### Data excerpts

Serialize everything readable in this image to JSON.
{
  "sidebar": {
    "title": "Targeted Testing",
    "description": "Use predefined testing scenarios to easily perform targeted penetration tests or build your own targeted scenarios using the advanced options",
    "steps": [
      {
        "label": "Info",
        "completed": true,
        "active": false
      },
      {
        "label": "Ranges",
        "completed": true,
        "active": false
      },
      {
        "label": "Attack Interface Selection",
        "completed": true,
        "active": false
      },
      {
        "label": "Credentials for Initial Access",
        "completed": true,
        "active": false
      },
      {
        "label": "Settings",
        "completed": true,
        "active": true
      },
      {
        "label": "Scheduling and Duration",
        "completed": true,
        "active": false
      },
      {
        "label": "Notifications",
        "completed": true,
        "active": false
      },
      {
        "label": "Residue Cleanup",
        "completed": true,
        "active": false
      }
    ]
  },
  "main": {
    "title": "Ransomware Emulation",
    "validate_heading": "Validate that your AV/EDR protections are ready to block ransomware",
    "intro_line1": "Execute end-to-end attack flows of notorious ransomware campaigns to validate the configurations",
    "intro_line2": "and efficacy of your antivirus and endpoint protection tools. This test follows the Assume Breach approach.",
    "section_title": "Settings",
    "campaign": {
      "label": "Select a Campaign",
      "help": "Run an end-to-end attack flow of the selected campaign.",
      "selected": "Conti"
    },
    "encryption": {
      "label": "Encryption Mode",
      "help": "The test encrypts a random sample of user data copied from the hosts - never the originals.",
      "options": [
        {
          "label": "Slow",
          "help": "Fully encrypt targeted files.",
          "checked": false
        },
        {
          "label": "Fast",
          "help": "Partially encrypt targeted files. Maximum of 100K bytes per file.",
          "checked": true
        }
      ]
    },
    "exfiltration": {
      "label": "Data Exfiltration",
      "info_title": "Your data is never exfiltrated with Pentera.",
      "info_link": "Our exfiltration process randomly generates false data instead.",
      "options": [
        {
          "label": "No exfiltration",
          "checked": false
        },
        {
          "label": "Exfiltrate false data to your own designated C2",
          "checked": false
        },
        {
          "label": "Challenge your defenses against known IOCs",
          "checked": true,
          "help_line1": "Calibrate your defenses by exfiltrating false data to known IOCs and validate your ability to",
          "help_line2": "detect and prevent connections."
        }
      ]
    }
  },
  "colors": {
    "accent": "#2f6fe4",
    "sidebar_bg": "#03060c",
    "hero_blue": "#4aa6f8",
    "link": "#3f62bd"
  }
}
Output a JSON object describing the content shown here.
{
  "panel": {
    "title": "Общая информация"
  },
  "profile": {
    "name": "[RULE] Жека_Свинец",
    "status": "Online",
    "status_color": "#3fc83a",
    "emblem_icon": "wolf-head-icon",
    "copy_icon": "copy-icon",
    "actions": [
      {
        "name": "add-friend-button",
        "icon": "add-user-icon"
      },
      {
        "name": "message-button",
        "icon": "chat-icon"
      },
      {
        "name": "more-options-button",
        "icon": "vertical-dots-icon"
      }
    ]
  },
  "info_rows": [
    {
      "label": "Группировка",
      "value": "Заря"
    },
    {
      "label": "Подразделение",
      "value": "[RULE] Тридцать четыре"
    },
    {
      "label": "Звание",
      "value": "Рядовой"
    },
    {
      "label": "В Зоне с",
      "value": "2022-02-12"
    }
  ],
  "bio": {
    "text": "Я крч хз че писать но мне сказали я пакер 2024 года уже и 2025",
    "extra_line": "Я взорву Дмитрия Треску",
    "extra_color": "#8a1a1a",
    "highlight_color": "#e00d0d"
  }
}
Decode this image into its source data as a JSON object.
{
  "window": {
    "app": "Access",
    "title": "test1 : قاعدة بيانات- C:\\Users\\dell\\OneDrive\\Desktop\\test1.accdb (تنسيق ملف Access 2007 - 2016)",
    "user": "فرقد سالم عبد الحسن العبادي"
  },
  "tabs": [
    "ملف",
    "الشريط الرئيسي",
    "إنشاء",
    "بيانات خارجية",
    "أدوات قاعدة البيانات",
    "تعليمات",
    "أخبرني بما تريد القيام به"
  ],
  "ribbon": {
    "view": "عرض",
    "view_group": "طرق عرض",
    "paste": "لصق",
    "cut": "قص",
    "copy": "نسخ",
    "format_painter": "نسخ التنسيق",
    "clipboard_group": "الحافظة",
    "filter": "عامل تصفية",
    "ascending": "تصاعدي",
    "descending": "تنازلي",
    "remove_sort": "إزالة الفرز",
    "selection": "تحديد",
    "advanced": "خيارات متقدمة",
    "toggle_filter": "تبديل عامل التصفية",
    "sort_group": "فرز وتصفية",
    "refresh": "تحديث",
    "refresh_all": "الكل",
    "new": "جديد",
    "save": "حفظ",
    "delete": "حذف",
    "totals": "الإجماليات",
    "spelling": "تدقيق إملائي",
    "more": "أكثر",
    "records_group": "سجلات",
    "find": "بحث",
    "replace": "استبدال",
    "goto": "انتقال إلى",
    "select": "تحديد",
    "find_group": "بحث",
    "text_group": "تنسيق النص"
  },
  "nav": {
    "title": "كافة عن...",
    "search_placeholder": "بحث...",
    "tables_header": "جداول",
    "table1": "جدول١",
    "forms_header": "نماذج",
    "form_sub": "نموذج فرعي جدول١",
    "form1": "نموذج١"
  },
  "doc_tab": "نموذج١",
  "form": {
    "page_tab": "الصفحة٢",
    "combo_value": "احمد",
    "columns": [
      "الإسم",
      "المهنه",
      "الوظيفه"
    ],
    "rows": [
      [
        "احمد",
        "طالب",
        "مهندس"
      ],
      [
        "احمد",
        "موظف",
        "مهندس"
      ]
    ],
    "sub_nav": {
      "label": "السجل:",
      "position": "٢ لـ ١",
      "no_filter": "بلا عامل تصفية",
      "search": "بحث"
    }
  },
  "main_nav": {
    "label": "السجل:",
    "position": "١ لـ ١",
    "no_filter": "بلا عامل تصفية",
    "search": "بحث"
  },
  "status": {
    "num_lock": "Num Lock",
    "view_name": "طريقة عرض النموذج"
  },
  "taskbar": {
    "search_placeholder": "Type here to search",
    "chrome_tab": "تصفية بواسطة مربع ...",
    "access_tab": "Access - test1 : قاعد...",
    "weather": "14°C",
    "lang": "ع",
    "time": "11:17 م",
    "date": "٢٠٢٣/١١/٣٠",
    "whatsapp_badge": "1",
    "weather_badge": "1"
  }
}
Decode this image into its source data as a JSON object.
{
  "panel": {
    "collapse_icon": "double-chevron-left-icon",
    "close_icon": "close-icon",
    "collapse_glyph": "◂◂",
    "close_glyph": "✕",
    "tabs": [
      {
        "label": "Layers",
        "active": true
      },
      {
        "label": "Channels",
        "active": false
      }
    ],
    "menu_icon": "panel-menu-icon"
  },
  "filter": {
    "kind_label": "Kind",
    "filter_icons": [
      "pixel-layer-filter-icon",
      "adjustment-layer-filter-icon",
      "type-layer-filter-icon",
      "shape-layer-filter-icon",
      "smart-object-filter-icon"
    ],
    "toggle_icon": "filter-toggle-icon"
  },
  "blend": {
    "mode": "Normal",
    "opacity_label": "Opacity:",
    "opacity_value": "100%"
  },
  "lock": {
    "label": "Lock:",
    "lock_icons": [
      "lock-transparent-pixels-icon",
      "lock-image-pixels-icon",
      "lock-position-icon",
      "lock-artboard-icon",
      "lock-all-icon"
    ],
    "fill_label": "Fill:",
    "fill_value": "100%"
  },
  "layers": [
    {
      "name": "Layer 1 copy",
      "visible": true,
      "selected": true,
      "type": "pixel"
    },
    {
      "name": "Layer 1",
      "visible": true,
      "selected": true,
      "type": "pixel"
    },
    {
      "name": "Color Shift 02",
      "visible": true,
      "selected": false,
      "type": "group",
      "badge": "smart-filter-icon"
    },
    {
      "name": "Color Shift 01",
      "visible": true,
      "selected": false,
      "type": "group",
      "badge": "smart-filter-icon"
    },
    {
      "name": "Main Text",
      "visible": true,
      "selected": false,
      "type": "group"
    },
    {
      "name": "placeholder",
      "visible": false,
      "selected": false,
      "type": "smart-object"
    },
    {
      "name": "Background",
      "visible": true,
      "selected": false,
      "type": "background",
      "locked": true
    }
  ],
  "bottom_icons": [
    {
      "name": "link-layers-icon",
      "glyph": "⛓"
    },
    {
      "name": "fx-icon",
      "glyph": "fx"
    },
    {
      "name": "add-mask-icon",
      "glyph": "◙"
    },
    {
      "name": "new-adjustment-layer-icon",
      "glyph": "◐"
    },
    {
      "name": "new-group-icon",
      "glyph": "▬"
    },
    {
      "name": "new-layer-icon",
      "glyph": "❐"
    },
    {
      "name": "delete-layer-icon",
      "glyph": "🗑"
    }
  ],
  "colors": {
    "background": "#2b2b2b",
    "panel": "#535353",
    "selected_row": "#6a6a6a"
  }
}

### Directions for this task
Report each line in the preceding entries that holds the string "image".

### Solution
Serialize everything readable in this image to JSON.
Decode this image into its source data as a JSON object.
Decode this image into its source data as a JSON object.
      "lock-image-pixels-icon",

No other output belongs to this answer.